News Article | 1/7/2007

Victory within sight

To walk through WFAA-TV’s new studio in Victory Park is to feel as if you are floating in an intergalactic fishbowl. Nearly two-thirds of the 5,000-square-foot space is contained by glass walls so that, from inside, you are looking out at all the new and high-tech sights of Victory’s plaza: the concrete concourse dotted with kiosks and fountains running up to American Airlines Center, the media wall with four giant LED video screens, the W Hotel.

Of course that also means that, from the outside, you can look in at all the new and high-tech sights of the Channel 8 studio, which begins broadcast operations at 5 a.m. Monday: the high-definition cameras, the news desk, the weather set, the Good Morning Texas set, and all the lights (more than 150) and plasma screens (44).

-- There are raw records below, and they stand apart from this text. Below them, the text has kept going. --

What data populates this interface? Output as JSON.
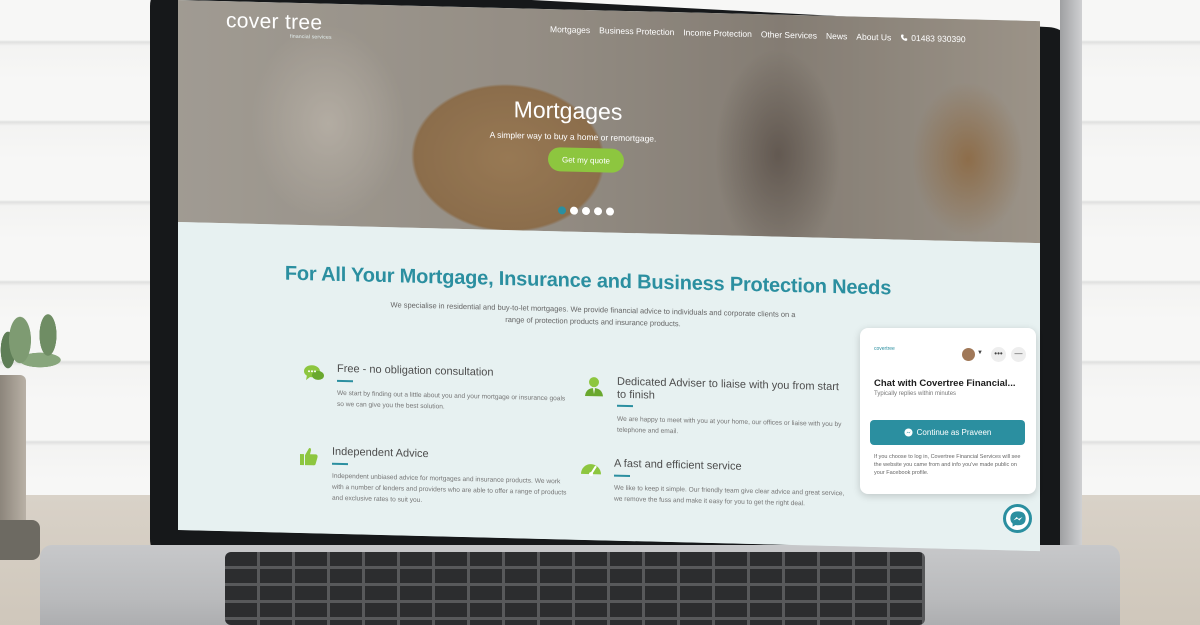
{
  "site": {
    "logo_text": "cover tree",
    "logo_subtitle": "financial services"
  },
  "nav": {
    "items": [
      "Mortgages",
      "Business Protection",
      "Income Protection",
      "Other Services",
      "News",
      "About Us"
    ],
    "phone": "01483 930390"
  },
  "hero": {
    "title": "Mortgages",
    "subtitle": "A simpler way to buy a home or remortgage.",
    "cta_label": "Get my quote",
    "slide_count": 5,
    "active_slide": 1
  },
  "main": {
    "headline": "For All Your Mortgage, Insurance and Business Protection Needs",
    "intro": "We specialise in residential and buy-to-let mortgages. We provide financial advice to individuals and corporate clients on a range of protection products and insurance products.",
    "features": [
      {
        "icon": "chat-bubbles-icon",
        "title": "Free - no obligation consultation",
        "desc": "We start by finding out a little about you and your mortgage or insurance goals so we can give you the best solution."
      },
      {
        "icon": "adviser-icon",
        "title": "Dedicated Adviser to liaise with you from start to finish",
        "desc": "We are happy to meet with you at your home, our offices or liaise with you by telephone and email."
      },
      {
        "icon": "thumbs-up-icon",
        "title": "Independent Advice",
        "desc": "Independent unbiased advice for mortgages and insurance products. We work with a number of lenders and providers who are able to offer a range of products and exclusive rates to suit you."
      },
      {
        "icon": "speedometer-icon",
        "title": "A fast and efficient service",
        "desc": "We like to keep it simple. Our friendly team give clear advice and great service, we remove the fuss and make it easy for you to get the right deal."
      }
    ]
  },
  "chat": {
    "logo": "covertree",
    "title": "Chat with Covertree Financial...",
    "subtitle": "Typically replies within minutes",
    "button_label": "Continue as Praveen",
    "note": "If you choose to log in, Covertree Financial Services will see the website you came from and info you've made public on your Facebook profile.",
    "more": "•••",
    "minimize": "—"
  },
  "colors": {
    "brand_teal": "#2b8fa0",
    "cta_green": "#8dc63f",
    "content_bg": "#e7f1f1"
  }
}
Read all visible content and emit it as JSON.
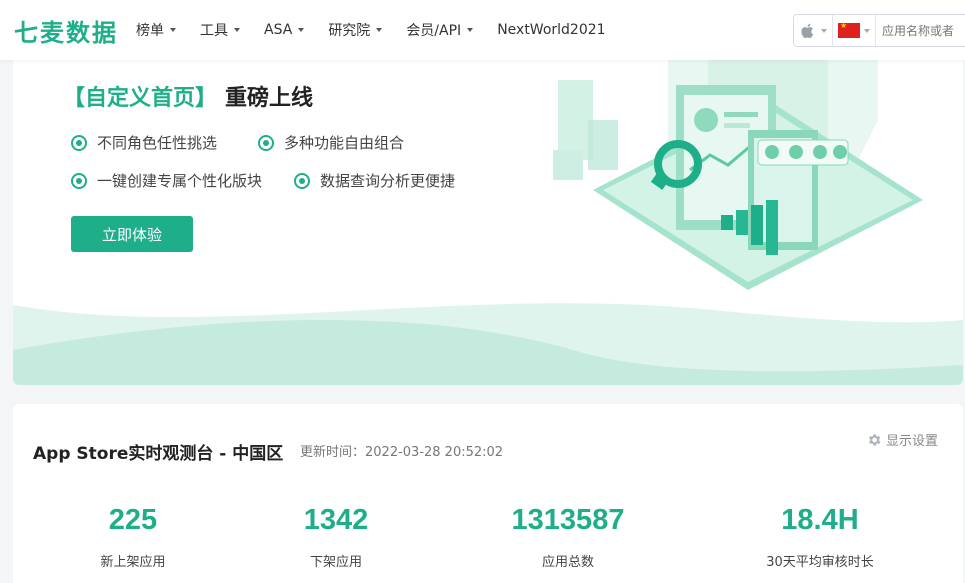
{
  "brand": {
    "logo_text": "七麦数据",
    "accent_color": "#1fae8a"
  },
  "nav": [
    {
      "label": "榜单",
      "has_dropdown": true
    },
    {
      "label": "工具",
      "has_dropdown": true
    },
    {
      "label": "ASA",
      "has_dropdown": true
    },
    {
      "label": "研究院",
      "has_dropdown": true
    },
    {
      "label": "会员/API",
      "has_dropdown": true
    },
    {
      "label": "NextWorld2021",
      "has_dropdown": false
    }
  ],
  "search": {
    "platform_icon": "apple-icon",
    "country_icon": "china-flag-icon",
    "placeholder": "应用名称或者"
  },
  "banner": {
    "title_accent": "【自定义首页】",
    "title_rest": "重磅上线",
    "features": [
      "不同角色任性挑选",
      "多种功能自由组合",
      "一键创建专属个性化版块",
      "数据查询分析更便捷"
    ],
    "cta_label": "立即体验"
  },
  "dashboard": {
    "title": "App Store实时观测台 - 中国区",
    "updated_label": "更新时间：2022-03-28 20:52:02",
    "settings_label": "显示设置",
    "metrics": [
      {
        "value": "225",
        "label": "新上架应用"
      },
      {
        "value": "1342",
        "label": "下架应用"
      },
      {
        "value": "1313587",
        "label": "应用总数"
      },
      {
        "value": "18.4H",
        "label": "30天平均审核时长"
      }
    ]
  }
}
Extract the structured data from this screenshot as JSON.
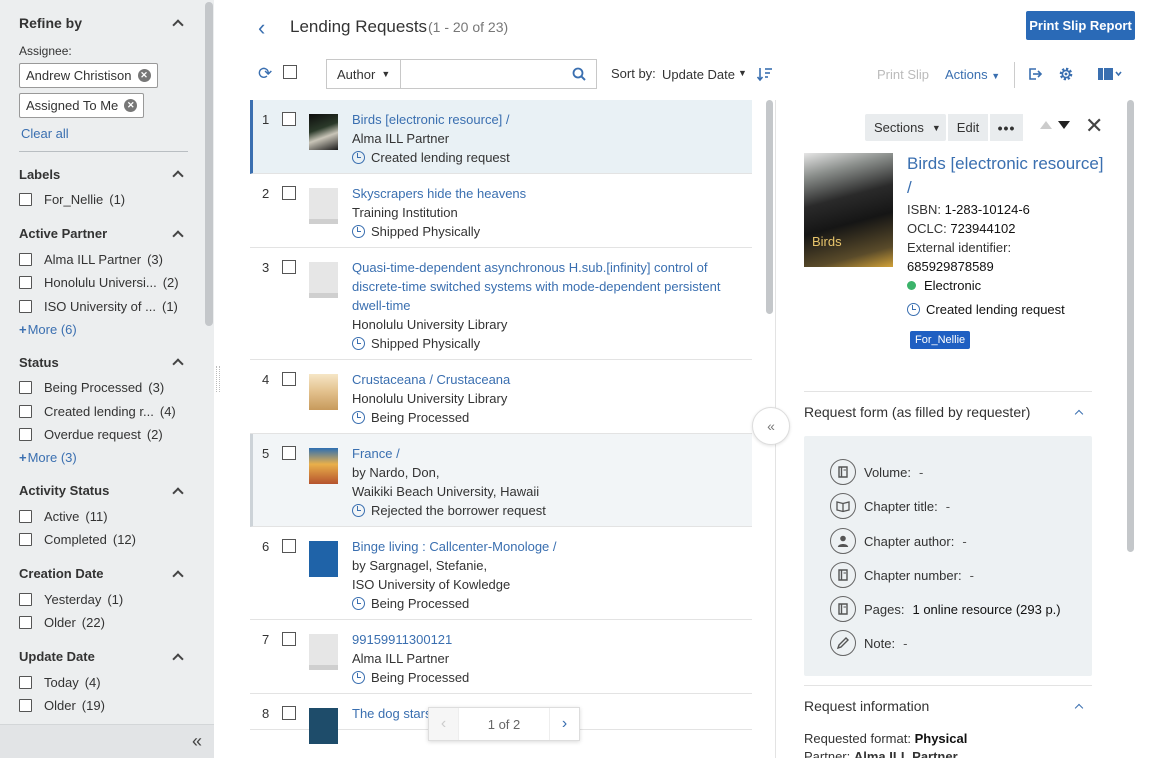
{
  "sidebar": {
    "title": "Refine by",
    "assignee_label": "Assignee:",
    "assignee_chips": [
      "Andrew Christison",
      "Assigned To Me"
    ],
    "clear_all": "Clear all",
    "facets": [
      {
        "name": "Labels",
        "items": [
          {
            "label": "For_Nellie",
            "count": "(1)"
          }
        ],
        "more": ""
      },
      {
        "name": "Active Partner",
        "items": [
          {
            "label": "Alma ILL Partner",
            "count": "(3)"
          },
          {
            "label": "Honolulu Universi...",
            "count": "(2)"
          },
          {
            "label": "ISO University of ...",
            "count": "(1)"
          }
        ],
        "more": "More (6)"
      },
      {
        "name": "Status",
        "items": [
          {
            "label": "Being Processed",
            "count": "(3)"
          },
          {
            "label": "Created lending r...",
            "count": "(4)"
          },
          {
            "label": "Overdue request",
            "count": "(2)"
          }
        ],
        "more": "More (3)"
      },
      {
        "name": "Activity Status",
        "items": [
          {
            "label": "Active",
            "count": "(11)"
          },
          {
            "label": "Completed",
            "count": "(12)"
          }
        ],
        "more": ""
      },
      {
        "name": "Creation Date",
        "items": [
          {
            "label": "Yesterday",
            "count": "(1)"
          },
          {
            "label": "Older",
            "count": "(22)"
          }
        ],
        "more": ""
      },
      {
        "name": "Update Date",
        "items": [
          {
            "label": "Today",
            "count": "(4)"
          },
          {
            "label": "Older",
            "count": "(19)"
          }
        ],
        "more": ""
      }
    ]
  },
  "header": {
    "title": "Lending Requests",
    "count": "(1 - 20 of 23)",
    "print_report": "Print Slip Report"
  },
  "toolbar": {
    "search_field": "Author",
    "search_value": "",
    "sort_label": "Sort by:",
    "sort_value": "Update Date",
    "print_slip": "Print Slip",
    "actions": "Actions"
  },
  "list": [
    {
      "num": "1",
      "title": "Birds [electronic resource] /",
      "lines": [
        "Alma ILL Partner"
      ],
      "status": "Created lending request",
      "thumb": "birds"
    },
    {
      "num": "2",
      "title": "Skyscrapers hide the heavens",
      "lines": [
        "Training Institution"
      ],
      "status": "Shipped Physically",
      "thumb": ""
    },
    {
      "num": "3",
      "title": "Quasi-time-dependent asynchronous H.sub.[infinity] control of discrete-time switched systems with mode-dependent persistent dwell-time",
      "lines": [
        "Honolulu University Library"
      ],
      "status": "Shipped Physically",
      "thumb": ""
    },
    {
      "num": "4",
      "title": "Crustaceana / Crustaceana",
      "lines": [
        "Honolulu University Library"
      ],
      "status": "Being Processed",
      "thumb": "crust"
    },
    {
      "num": "5",
      "title": "France /",
      "lines": [
        "by Nardo, Don,",
        "Waikiki Beach University, Hawaii"
      ],
      "status": "Rejected the borrower request",
      "thumb": "france"
    },
    {
      "num": "6",
      "title": "Binge living : Callcenter-Monologe /",
      "lines": [
        "by Sargnagel, Stefanie,",
        "ISO University of Kowledge"
      ],
      "status": "Being Processed",
      "thumb": "binge"
    },
    {
      "num": "7",
      "title": "99159911300121",
      "lines": [
        "Alma ILL Partner"
      ],
      "status": "Being Processed",
      "thumb": ""
    },
    {
      "num": "8",
      "title": "The dog stars /",
      "lines": [
        ""
      ],
      "status": "",
      "thumb": "dog"
    }
  ],
  "pager": {
    "info": "1 of 2"
  },
  "detail": {
    "sections": "Sections",
    "edit": "Edit",
    "more": "•••",
    "cover_text": "Birds",
    "title": "Birds [electronic resource] /",
    "isbn_label": "ISBN:",
    "isbn": "1-283-10124-6",
    "oclc_label": "OCLC:",
    "oclc": "723944102",
    "extid_label": "External identifier:",
    "extid": "685929878589",
    "electronic": "Electronic",
    "status": "Created lending request",
    "tag": "For_Nellie",
    "request_form_title": "Request form (as filled by requester)",
    "form_fields": [
      {
        "label": "Volume:",
        "value": "-",
        "icon": "book-icon"
      },
      {
        "label": "Chapter title:",
        "value": "-",
        "icon": "open-book-icon"
      },
      {
        "label": "Chapter author:",
        "value": "-",
        "icon": "person-icon"
      },
      {
        "label": "Chapter number:",
        "value": "-",
        "icon": "book-icon"
      },
      {
        "label": "Pages:",
        "value": "1 online resource (293 p.)",
        "icon": "book-icon"
      },
      {
        "label": "Note:",
        "value": "-",
        "icon": "pencil-icon"
      }
    ],
    "request_info_title": "Request information",
    "format_label": "Requested format:",
    "format_value": "Physical",
    "partner_label": "Partner:",
    "partner_value": "Alma ILL Partner"
  },
  "colors": {
    "accent": "#3a6fb0",
    "primary_button": "#2a6ab7",
    "tag": "#1f5fc2",
    "online": "#3bb36a"
  }
}
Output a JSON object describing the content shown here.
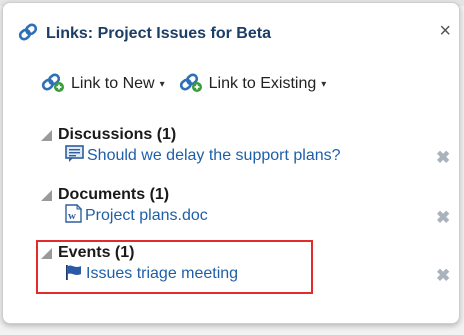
{
  "dialog": {
    "title": "Links: Project Issues for Beta",
    "close_label": "×"
  },
  "toolbar": {
    "link_new_label": "Link to New",
    "link_existing_label": "Link to Existing",
    "caret": "▾"
  },
  "sections": [
    {
      "heading": "Discussions (1)",
      "items": [
        {
          "label": "Should we delay the support plans?",
          "icon": "discussion-icon"
        }
      ]
    },
    {
      "heading": "Documents (1)",
      "items": [
        {
          "label": "Project plans.doc",
          "icon": "word-document-icon"
        }
      ]
    },
    {
      "heading": "Events (1)",
      "items": [
        {
          "label": "Issues triage meeting",
          "icon": "flag-icon"
        }
      ]
    }
  ],
  "delete_glyph": "✖",
  "colors": {
    "link": "#1f5fa8",
    "title": "#1c3d66",
    "highlight": "#e32b2b"
  }
}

Like a restaurant moving its kitchen to the front of the house, Channel 8’s new studio invites patrons to take a behind-the-scenes peek, to become not just viewers but spectators.

“This is going to give people a chance to see our broadcasts being made. We wanted the studio to be as transparent as possible,” says Mike Devlin, Channel 8 vice president and station manager. Channel 8 is owned by Dallas-based Belo Corp., which also owns The Dallas Morning News.

“People are awash in video and media now, and I think there’s a real fascination with the process. And we see this as a chance to connect with our audience in a unique and deeper way,” he says.

What “transparent as possible” translates into is a production space that is about 90 percent visible from outside. From the on-camera sets to the backstage work area – a circular desk with computer terminals – almost everything is on view. Just about the only exception is the dressing and makeup area – this is a news studio, after all, not the set of a Dallas edition of MTV’s The Real World.

With all the glass, wire mesh and brushed steel, the look of the studio is futuristic and industrial, sort of like the bridge of the Starship Enterprise, only with brighter, warmer colors and a couple of sofas. This aesthetic is in keeping with the studio’s Victory Park setting, where, with all the video screens and a W Hotel tower that looks like a Jetsons-ized bell tower, the effect is Vegas meets Blade Runner.

Monday’s opening kicks off with the daily broadcast of the morning, midday and afternoon news, with Good Morning Texas soon to follow. The only thing missing will be the hustling-bustling crowd of passers-by that the studio and the Victory Park development hope to attract.

A glass-walled television studio on the periphery of a public plaza conjures images of the Today show broadcasting live from Rockefeller Center, and it reflects the station’s desire to tap into the energy and spontaneity that such an urban and interactive setting can provide.

That heart-of-the-city experience may be a standard feature of many network and cable shows, but it’s an uncommon approach for a local station to attempt. “The only local stations I know of doing something like this are in Chicago and Kansas City,” says Dave Muscari, Channel 8’s vice president of product development.

Several details of the studio are designed to enhance that experience: the nearly 100-foot LED ticker wrapping two sides of the studio’s facade that will carry headlines and updates; the giant screen (19 by 32 feet) that will carry the broadcasts; and the adjoining terrace, where viewers will be invited to gather and some segments will be staged.

“This has the potential to be a real communal experience,” Mr. Muscari says. “Obviously, there’s the sizzle component of this project: It’s unique and cutting-edge. But it also gives us a chance to connect with people in a new way, to be at the center point of a new way of being and living in the city.”

The move to that cool and communal new way begins Monday, but between here and there are the complications and inconveniences of present-day reality. Victory Park is long on construction sites and short on parking lots. The mess and noise combined with the cost of valet parking and the long walks for self-parkers thus far have put a crimp on the intensely urban, high-density experience that the development aspires to and on which a sidewalk-spectator-centric news studio depends.

“Victory Park is in a process of evolution, and we’re committed to making people’s experience as pleasant as possible,” says Kristin Gray, spokeswoman for Hillwood Development, the company overseeing the Victory Project.

“This is a huge issue for us. It can make or break the district, and we’re determined to do whatever it takes.”

For Channel 8’s part, Mr. Muscari acknowledges that the future vision for the studio and present reality don’t exactly match. The only spectators for Monday morning’s debut broadcast are likely to be wearing hardhats. But that’s the nature of innovation.

“There’s always a speculative component to doing anything new,” Mr. Muscari says. “But we don’t need the plaza out there to become another Times Square for it to succeed. There are, like, 200 events at American Airlines Center this year, and this studio gives us front-row access to newsmakers and news-making events.”